How we got from point A to point B could fill a book – literally. In the next few weeks, our dual memoir, “Doublelife: One Family, Two Faiths and a Journey of Hope” will be released (www.doublelifejourney.com). At first, we resisted putting pen to paper, despite dozens of people telling us “you must write a book.” Why tell a story about ourselves? Isn’t that a bit vain?

Then we looked at what’s out there. On one side of the bookshelf, we found titles like “Raising Your Jewish/Christian Child” and “There’s an Easter Egg on Your Seder Plate.” (No, I didn’t make that up.) On the other side, we found the “intermarriage-is-destroying-the-Jewish-community-and-the-sky-is-falling” books.

Ketchup, ketchup everywhere you look.
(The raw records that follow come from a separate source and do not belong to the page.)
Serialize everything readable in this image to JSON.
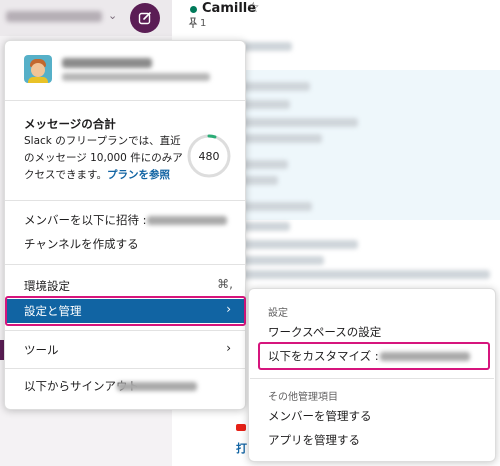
{
  "sidebar": {
    "workspace_name": "happychime-ourlcom",
    "chevron": "⌄",
    "compose_icon": "compose-icon"
  },
  "header": {
    "channel_name": "Camille",
    "star_icon": "☆",
    "pin_count": "1"
  },
  "account_menu": {
    "workspace_title": "happychime-ourlcom",
    "workspace_url": "happychime-ourlcom.slack.com",
    "usage": {
      "title": "メッセージの合計",
      "desc_before": "Slack のフリープランでは、直近のメッセージ 10,000 件にのみアクセスできます。",
      "link": "プランを参照",
      "count": "480",
      "progress": 0.048
    },
    "invite_label": "メンバーを以下に招待 : ",
    "invite_workspace": "happychime-our...",
    "create_channel": "チャンネルを作成する",
    "preferences": "環境設定",
    "preferences_shortcut": "⌘,",
    "settings_admin": "設定と管理",
    "tools": "ツール",
    "sign_out": "以下からサインアウト",
    "sign_out_workspace": "happychime-ourlcom"
  },
  "settings_submenu": {
    "settings_header": "設定",
    "workspace_settings": "ワークスペースの設定",
    "customize_label": "以下をカスタマイズ : ",
    "customize_workspace": "happychime-ourl...",
    "other_admin_header": "その他管理項目",
    "manage_members": "メンバーを管理する",
    "manage_apps": "アプリを管理する"
  },
  "chat_fragment": {
    "bottom_text": "打"
  },
  "colors": {
    "aubergine": "#5b1d55",
    "active_blue": "#1164a3",
    "highlight_pink": "#d6157d",
    "presence_green": "#007a5a",
    "progress_green": "#2bac76"
  }
}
What we didn’t find were any books by a couple who began intermarried and made the journey to becoming an observant Jewish family. To be sure, we’ve found many families like ourselves in real life. But hardly ever in print. When I first posted news of “Doublelife,” a friend who married someone Jewish and later converted to Judaism wrote back, “Wow, it would have been great to have had this book” when they got married. “We didn’t have many role models at the time.”

So “Doublelife” will hopefully fill a gap for intermarried families seeking some direction. But what of the larger Jewish communal conversation? On one side, judgment in place of any real guidance. On the other, an “everything’s rosy” mindset backed up by anecdotes and self-selected, self-serving surveys that would be laughable in any other context.
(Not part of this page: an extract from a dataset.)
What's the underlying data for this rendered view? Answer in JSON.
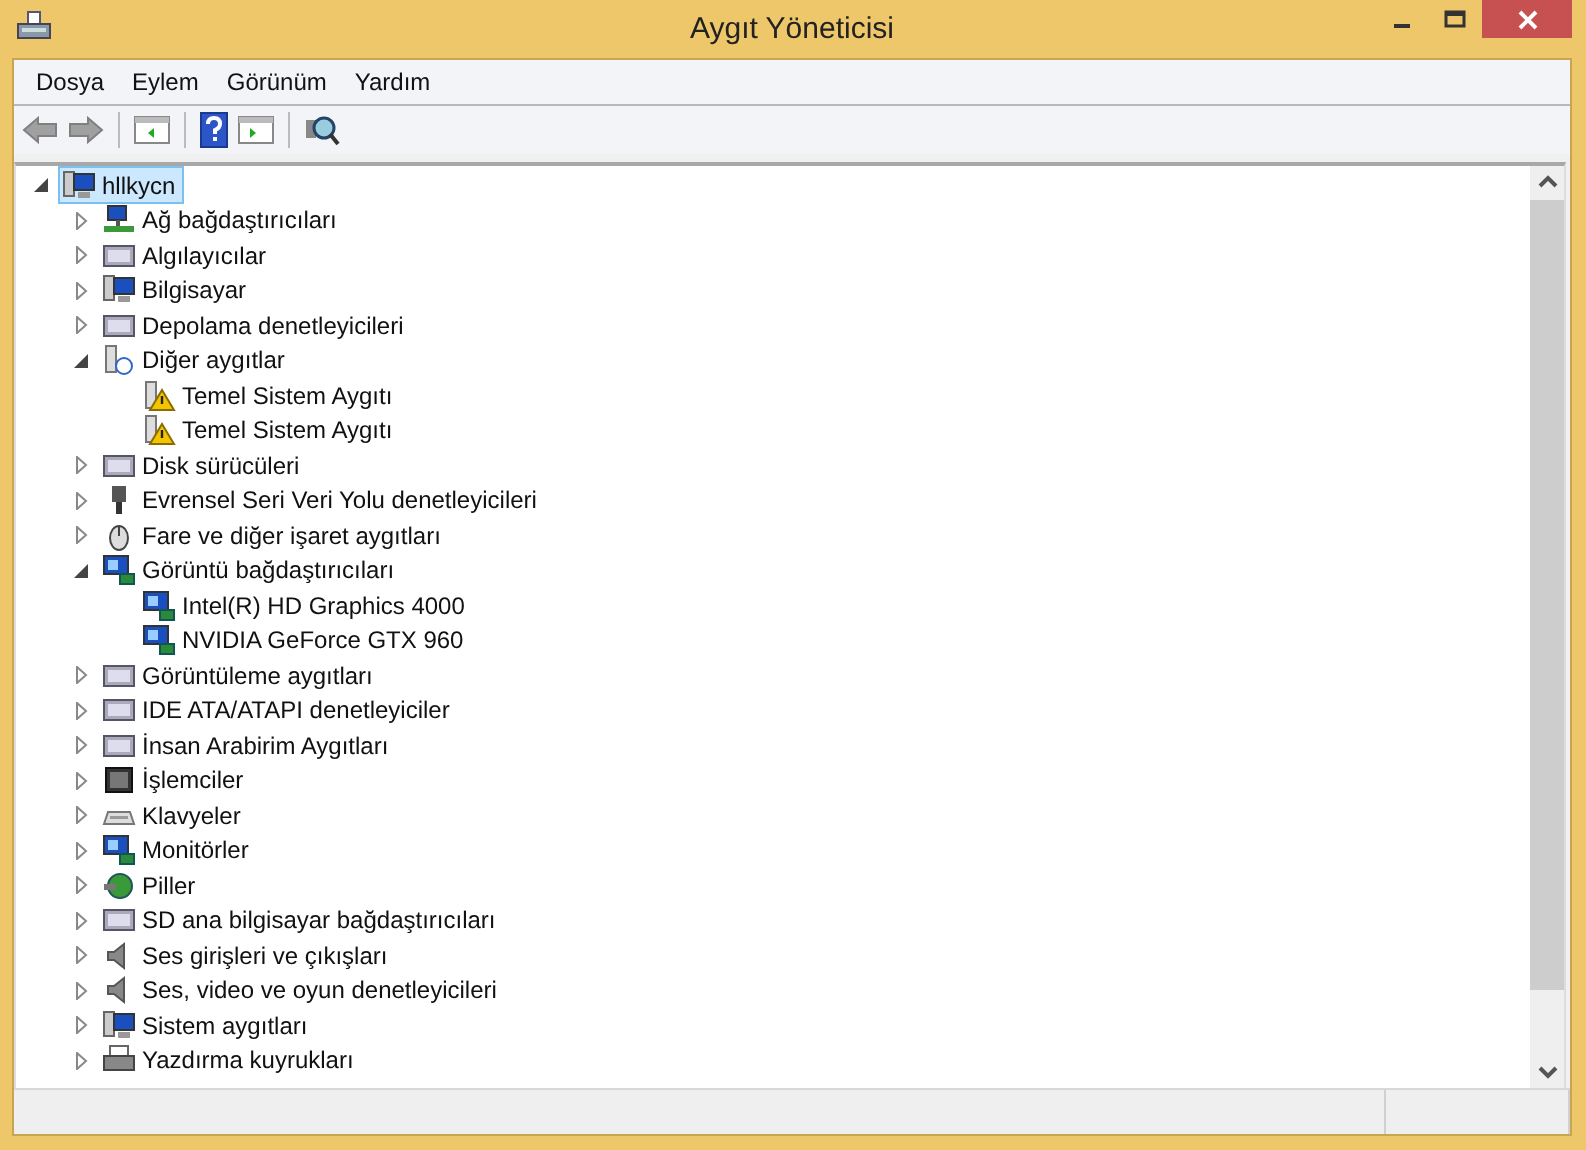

It’s time for a different Jewish conversation – one that is grounded in reality, but that replaces the hand wringing over Jewish continuity with the beauty of Judaism and offers a powerful vision of what Jewish life can be. Not only for the intermarried. For all of us.

That’s what this blog is about. We recently did an interview with the local Jewish newspaper where I was Federation Director, talking about “Doublelife” and why we find Judaism to be so compelling. A community member wrote that it was “a remarkably sensitive, insightful discussion about an issue usually more clouded than clarified.”

That’s my hope – to write something each week that removes the clouds. That clarifies the issues. And that goes beyond to inform and inspire. In addition to my own musings, once a month or so, a guest will be featured – sometimes a convert or born Jew to share their journey, sometimes a noted commentator on modern Jewish life.

So stay tuned. And in the meantime, remember to eat your veggies.